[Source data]

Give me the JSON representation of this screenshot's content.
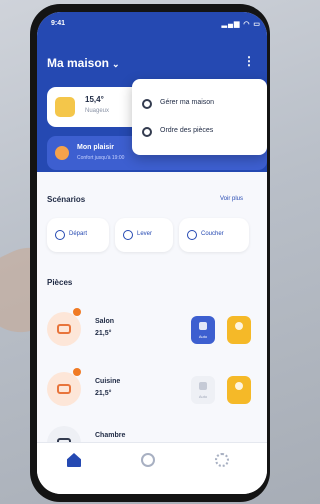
{
  "status_bar": {
    "time": "9:41",
    "icons": "signal wifi battery"
  },
  "header": {
    "home_title": "Ma maison",
    "menu_icon": "kebab-icon"
  },
  "weather": {
    "temperature": "15,4°",
    "description": "Nuageux"
  },
  "comfort": {
    "title": "Mon plaisir",
    "subtitle": "Confort jusqu'à 19:00"
  },
  "menu": {
    "items": [
      {
        "label": "Gérer ma maison",
        "icon": "home-settings-icon"
      },
      {
        "label": "Ordre des pièces",
        "icon": "reorder-icon"
      }
    ]
  },
  "scenarios": {
    "title": "Scénarios",
    "see_all": "Voir plus",
    "items": [
      {
        "label": "Départ",
        "icon": "departure-icon"
      },
      {
        "label": "Lever",
        "icon": "sunrise-icon"
      },
      {
        "label": "Coucher",
        "icon": "moon-icon"
      }
    ]
  },
  "rooms": {
    "title": "Pièces",
    "items": [
      {
        "name": "Salon",
        "temperature": "21,5°",
        "button_label": "Auto",
        "icon": "sofa-icon"
      },
      {
        "name": "Cuisine",
        "temperature": "21,5°",
        "button_label": "Auto",
        "icon": "kitchen-icon"
      },
      {
        "name": "Chambre",
        "temperature": "",
        "button_label": "",
        "icon": "bed-icon"
      }
    ]
  },
  "tabbar": {
    "items": [
      {
        "icon": "home-icon",
        "active": true
      },
      {
        "icon": "clock-icon",
        "active": false
      },
      {
        "icon": "settings-icon",
        "active": false
      }
    ]
  },
  "colors": {
    "primary": "#2549b2",
    "accent_orange": "#f07a24",
    "accent_yellow": "#f5b928"
  }
}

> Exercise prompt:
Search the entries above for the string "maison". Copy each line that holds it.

> Result:
    "home_title": "Ma maison",
        "label": "Gérer ma maison",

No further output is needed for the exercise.